NGA Curator Sarina Noordhuis-Fairfax untangles the relationship between man and machine in artist Kieran Browne’s contemporary digital art project.
Computer scientist, researcher and… artist? Never one for colouring between the lines, the multi-talented Kieran Browne fuses art, technology and human motion to create hypnotizingly beautiful digital drawings. Feeding his fascination with the representation of technology, Browne developed Trace, an interactive map of visitor movements now on display in the NGA’s Performing Drawing exhibition.
Given that this live-mapping project involved some complicated technology, what is the simplest way of describing Trace?
In the Performing Drawing gallery, I’ve mounted a simple, single-board computer called a raspberry-pi on the ceiling with a camera and a fish-eye lens. The camera takes 15 images per second of the room below. The computer program then compares whether anything has changed between each frame, and discards everything that remains the same.
Trace asks how different each pixel is to the empty room — if it is significantly different, then the program draws it in. The resulting daily map works like a long-exposure photograph, where each person’s movement generates a pale grey inky line on the display screen. This aggregate of pixels becomes an archival experience of the exhibition.
Sometimes soft and smooth, sometimes fiercely energetic, the lines reveal paths taken by visitors as they walk through the exhibition. The artwork interacts with people as people interact with the artwork, generating a sympathetic and dynamic relationship between human and machine.
Can you describe how the imagery of Trace came about?
It was one of those happy accidents of process. I wanted some sort of structure so that the rendered image works visually. I didn’t want to recreate the aesthetics of a photo — I wanted to develop something more like calligraphy, which looks like the adding of water in an ink wash drawing.
There is an intentional quality to the lines in Trace. The photographic system creates a form of ‘noise’, compared with the clean lines that might be generated through a purely digital drawing. When we see noise in an image, such as the rough edges of a charcoal line, it looks more natural.
Visitors to the gallery are not individually identifiable in this project. Can you talk about the importance of anonymity?
There are lots of artists who engage with questions about surveillance. Their projects probe at boundaries, subverting the system to create a feeling of discomfort, of being watched.
In Trace, individuals are not identifiable beyond the path they walk through the space, which shows up as a dark line.
I am much more interested in commenting on visibility, without contributing to the near constant surveillance of modern society.

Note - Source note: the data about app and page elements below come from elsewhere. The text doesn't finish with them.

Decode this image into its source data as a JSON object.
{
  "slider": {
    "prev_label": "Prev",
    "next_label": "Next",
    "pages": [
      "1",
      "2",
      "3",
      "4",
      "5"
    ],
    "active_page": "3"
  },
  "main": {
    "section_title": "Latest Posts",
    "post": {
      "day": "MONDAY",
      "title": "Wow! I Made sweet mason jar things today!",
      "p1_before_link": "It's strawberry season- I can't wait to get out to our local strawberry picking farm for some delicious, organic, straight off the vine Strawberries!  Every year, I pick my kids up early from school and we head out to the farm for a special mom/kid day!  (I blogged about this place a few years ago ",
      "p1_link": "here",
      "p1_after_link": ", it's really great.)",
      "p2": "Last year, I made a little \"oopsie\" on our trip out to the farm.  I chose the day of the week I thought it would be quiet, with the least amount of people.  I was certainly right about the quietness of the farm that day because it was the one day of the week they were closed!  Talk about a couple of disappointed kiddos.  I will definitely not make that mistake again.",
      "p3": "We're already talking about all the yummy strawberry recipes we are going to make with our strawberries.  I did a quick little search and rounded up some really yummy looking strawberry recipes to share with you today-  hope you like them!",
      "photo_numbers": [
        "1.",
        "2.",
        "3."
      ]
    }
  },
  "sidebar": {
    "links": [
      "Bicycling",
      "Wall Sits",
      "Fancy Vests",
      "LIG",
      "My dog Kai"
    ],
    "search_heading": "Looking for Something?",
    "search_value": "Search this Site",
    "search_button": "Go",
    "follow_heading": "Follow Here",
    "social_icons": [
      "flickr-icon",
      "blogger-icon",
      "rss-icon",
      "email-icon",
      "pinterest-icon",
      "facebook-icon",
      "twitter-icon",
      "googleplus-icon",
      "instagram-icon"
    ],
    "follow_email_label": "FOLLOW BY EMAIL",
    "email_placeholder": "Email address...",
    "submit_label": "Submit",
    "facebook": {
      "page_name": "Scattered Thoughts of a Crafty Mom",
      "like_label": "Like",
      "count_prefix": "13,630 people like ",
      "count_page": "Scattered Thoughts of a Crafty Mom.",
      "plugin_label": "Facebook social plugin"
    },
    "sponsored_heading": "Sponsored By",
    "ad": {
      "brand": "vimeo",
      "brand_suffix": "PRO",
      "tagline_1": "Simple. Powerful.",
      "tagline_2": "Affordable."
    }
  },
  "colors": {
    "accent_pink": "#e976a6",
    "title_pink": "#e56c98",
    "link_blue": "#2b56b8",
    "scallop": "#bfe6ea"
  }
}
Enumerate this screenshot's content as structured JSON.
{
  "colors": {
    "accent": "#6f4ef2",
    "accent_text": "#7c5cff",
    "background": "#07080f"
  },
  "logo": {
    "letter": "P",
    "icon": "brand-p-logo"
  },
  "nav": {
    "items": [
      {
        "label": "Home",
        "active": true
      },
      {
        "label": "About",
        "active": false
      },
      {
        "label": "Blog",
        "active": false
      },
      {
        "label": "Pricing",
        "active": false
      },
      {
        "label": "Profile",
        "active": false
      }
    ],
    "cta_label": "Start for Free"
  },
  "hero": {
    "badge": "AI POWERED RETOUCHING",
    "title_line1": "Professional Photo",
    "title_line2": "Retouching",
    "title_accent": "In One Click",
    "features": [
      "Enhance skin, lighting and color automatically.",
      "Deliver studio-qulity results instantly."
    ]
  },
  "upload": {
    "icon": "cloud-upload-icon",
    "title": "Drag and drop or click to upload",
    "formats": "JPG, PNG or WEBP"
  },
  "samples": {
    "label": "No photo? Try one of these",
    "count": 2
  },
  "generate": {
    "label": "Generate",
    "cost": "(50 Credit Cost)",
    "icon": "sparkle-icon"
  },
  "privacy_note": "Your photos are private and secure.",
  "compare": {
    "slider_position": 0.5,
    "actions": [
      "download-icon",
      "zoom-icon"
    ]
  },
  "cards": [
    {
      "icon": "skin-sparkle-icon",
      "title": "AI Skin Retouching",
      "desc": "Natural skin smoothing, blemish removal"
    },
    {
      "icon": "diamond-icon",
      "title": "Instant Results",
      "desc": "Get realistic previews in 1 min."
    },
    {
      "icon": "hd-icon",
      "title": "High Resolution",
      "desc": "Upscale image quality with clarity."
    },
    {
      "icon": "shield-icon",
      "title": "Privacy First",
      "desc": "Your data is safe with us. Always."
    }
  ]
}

Trace gives people the opportunity to seamlessly become part of an artwork — they’re at once subjects and participants, anonymous and obsessively, meticulously recorded.
Experience Trace and become one with the mainframe in the NGA’s Performing Drawing exhibition, open now.